Sports writer Brian Kennedy collects the heartwarming and sometimes comical memories of how NHL stars and hockey journalists "grew up hockey:"
Bobby Hull: "I had three things going for me. I could skate, I could shoot, and I was strong. My parents gave me the start, and I put the muscle on my frame and developed my skating ability. When I got open, I could shoot the puck. That's all I needed."
Wayne Gretzky: "[My dad] would stand in the big window and watch me. The odd time he'd come out and tell me some things, but mostly he just stayed in there and watched. I was by myself most of the time...almost all day long. It's the best way to learn."

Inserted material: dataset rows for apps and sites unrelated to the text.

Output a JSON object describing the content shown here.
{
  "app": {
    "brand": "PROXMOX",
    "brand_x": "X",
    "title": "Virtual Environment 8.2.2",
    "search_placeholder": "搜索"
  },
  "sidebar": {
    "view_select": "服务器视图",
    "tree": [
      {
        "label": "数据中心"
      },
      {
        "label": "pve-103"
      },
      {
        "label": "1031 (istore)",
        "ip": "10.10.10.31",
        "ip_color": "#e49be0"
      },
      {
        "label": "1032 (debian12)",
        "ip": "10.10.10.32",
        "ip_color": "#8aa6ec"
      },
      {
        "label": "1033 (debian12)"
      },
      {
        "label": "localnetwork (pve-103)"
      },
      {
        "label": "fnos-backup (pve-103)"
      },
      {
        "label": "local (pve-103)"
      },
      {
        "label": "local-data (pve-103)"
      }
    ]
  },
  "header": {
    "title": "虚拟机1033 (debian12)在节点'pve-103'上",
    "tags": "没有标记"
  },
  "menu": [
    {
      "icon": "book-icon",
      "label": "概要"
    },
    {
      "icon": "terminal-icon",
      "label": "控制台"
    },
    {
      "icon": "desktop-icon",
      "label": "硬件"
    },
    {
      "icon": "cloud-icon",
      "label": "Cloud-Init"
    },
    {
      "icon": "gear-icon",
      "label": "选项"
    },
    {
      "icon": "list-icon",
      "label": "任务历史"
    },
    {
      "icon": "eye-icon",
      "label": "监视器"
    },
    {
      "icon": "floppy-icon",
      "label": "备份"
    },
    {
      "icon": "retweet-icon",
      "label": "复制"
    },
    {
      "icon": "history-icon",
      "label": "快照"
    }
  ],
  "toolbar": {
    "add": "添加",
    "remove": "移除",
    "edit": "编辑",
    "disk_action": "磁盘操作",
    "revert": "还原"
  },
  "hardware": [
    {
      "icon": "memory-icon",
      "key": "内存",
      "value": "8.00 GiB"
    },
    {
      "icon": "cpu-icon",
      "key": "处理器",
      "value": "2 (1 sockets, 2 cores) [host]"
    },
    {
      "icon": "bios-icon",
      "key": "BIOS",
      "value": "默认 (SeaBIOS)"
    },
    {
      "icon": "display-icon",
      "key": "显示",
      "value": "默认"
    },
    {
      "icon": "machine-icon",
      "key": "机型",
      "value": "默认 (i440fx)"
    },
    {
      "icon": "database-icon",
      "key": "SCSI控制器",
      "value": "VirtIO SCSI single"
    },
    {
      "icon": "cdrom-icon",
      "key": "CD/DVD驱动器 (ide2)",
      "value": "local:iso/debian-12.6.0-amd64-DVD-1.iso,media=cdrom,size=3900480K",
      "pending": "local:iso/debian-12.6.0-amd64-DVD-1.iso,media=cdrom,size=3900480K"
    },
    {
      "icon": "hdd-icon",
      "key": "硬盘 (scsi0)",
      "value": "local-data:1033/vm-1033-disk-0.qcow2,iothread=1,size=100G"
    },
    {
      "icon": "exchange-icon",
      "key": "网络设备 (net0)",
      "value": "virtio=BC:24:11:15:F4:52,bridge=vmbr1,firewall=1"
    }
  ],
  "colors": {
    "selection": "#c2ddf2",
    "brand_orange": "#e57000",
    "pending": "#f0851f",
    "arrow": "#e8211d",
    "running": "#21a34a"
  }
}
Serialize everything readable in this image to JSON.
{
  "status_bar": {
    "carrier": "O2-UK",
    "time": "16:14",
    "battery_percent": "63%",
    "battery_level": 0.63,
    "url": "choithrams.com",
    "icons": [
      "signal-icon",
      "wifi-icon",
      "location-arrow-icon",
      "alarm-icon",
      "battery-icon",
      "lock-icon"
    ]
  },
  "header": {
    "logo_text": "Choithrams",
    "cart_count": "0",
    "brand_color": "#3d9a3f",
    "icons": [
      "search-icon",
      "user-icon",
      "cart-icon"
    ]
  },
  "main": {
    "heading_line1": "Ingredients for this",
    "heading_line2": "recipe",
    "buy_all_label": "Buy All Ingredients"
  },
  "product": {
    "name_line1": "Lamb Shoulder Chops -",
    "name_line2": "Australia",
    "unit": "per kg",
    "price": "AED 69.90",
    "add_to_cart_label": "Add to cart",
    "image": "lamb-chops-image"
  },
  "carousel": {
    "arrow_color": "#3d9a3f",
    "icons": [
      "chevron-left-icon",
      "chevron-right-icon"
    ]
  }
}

Jordin Tootoo: "I want to be true to my roots. I'm a kid who is doing what he loves, but at the same time, I go home to enjoy the wildlife and the land. That's who I am, and I never want to forget it."
Bobby Clarke: "...all I ever wanted to do was put my skates on and go out on the ice. I loved hockey, and I would do anything to play hockey. All day, every day, we played."
Cammi Granato: "I was obsessed with the game. Playing hockey was completely normal for me. At school I daydreamed about hockey all the time. Nobody could ever take that away from me."
Jim Pappin: "I remember certain things about the Cups I won, and everything about the ones I lost. There were two of them. Winnipeg takes away a lot of memories, but when you lose, you never forget."
Ian Laperriere: "It's not a trophy. It's more like a business card. [My face] tells people what I do. They ask, 'Are you a boxer?' And I say, 'No, I'm a hockey player.' I like it when people ask me that."